June 14th, 2009

Negligence and Compensation

A week ago, I sent a letter to the editor of the New York Times. Since it hasn’t been published yet, I’m free to publish it myself.

Ethicist Randy Cohen argues that Natalie, who broke her friend’s hard drive when she tripped over its cable, need not compensate her friend (Magazine, June 2). “To leave the house is to accept some risks,” Cohen concludes.

Yet we never learn whether Natalie was negligent in tripping or whether the friend was negligent in setting up the cable. The answer is crucial, since negligence—as Cohen himself acknowledges in the same column—ought to determine compensation (or lack thereof).

Just as accidents happen, so we need not exonerate carelessness.

April 9th, 2005

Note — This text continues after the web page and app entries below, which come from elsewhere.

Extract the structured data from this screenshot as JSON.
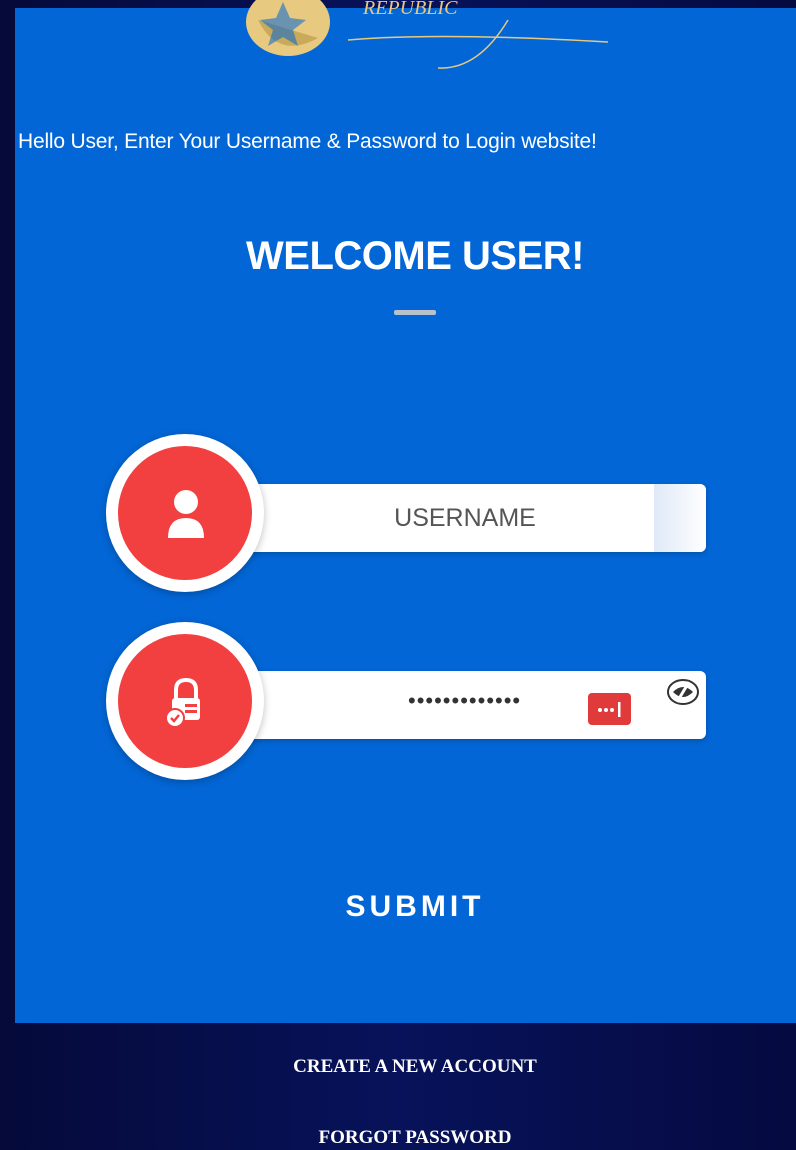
{
  "logo": {
    "text": "REPUBLIC"
  },
  "intro": "Hello User, Enter Your Username & Password to Login website!",
  "welcome": "WELCOME USER!",
  "username": {
    "placeholder": "USERNAME",
    "icon": "user-icon"
  },
  "password": {
    "masked_value": "•••••••••••••",
    "icon": "lock-check-icon"
  },
  "submit_label": "SUBMIT",
  "links": {
    "create": "CREATE A NEW ACCOUNT",
    "forgot": "FORGOT PASSWORD"
  },
  "colors": {
    "panel": "#0366d6",
    "accent": "#f23f3f",
    "background": "#07125a"
  }
}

The Morning-after Pill and Property Rights

Morning-After Pill

Here’s a letter I recently wrote to the New York Times. Since it hasn’t run yet, I figure it’s safe to publish it myself.

The New York Times editorial board says it’s “intolerable” that anti-abortion pharmacists refuse to dispense birth control pills. I am as staunch a supporter of abortion rights as they come, but for the same reason I equally champion property rights: both represent the inalienable right of human autonomy. Just as no one should tell a woman how to dispose of her body, so no one should tell a businessman how to conduct his practice.

If one of his employees disagrees, that is between employee and employer, and if necessary, a court, to determine if a contract was breached. If outsiders disagree, we can disseminate local lists of where not to shop, and are perfectly free to shop elsewhere ourselves. The answer is not legislation, forcing our morals on others, but patronage, noncoercively using our principles to induce change.

Addendum (4/29/05): See this debate between David Boaz, Executive Vice President of the Cato Institute, and Judy Waxman, Vice President and Director of Health and Reproductive Rights at the National Women’s Law Center.